* **What is needed**
Which of the lines below holds the string "logo"? Copy every line that does.

* **Data to examine**
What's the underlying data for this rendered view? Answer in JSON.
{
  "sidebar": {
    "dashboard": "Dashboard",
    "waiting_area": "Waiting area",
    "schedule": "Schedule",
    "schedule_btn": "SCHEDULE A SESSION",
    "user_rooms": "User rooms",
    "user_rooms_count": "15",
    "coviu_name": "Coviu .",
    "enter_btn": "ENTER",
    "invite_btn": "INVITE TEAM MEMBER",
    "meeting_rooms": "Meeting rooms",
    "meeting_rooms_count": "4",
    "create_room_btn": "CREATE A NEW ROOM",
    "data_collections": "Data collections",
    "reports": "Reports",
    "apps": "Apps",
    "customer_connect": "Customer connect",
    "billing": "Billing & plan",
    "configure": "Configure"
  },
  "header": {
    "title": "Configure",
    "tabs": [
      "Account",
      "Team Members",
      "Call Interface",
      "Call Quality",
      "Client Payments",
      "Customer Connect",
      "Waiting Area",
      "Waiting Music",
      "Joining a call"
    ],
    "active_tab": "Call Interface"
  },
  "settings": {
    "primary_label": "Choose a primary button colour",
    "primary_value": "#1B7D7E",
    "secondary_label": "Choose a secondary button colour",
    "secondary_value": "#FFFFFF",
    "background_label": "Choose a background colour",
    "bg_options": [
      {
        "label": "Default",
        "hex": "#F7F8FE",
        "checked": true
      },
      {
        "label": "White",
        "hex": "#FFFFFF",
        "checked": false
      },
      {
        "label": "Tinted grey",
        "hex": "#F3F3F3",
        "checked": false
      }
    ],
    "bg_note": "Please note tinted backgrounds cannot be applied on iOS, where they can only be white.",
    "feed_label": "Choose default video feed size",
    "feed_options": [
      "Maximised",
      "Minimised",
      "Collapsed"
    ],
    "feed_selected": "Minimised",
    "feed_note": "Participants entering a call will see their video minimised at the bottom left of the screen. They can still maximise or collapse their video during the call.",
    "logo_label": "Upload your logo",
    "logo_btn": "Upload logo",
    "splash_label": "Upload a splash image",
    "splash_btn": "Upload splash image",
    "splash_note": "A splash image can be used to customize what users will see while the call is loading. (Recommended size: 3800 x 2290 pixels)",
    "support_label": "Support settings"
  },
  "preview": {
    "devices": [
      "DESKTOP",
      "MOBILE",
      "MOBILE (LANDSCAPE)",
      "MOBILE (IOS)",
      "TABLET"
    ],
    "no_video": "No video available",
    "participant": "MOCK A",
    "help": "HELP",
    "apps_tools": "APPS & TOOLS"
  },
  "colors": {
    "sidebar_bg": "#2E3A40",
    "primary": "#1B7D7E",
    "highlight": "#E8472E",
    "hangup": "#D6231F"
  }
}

* **Solution to the problem**
    "logo_label": "Upload your logo",
    "logo_btn": "Upload logo",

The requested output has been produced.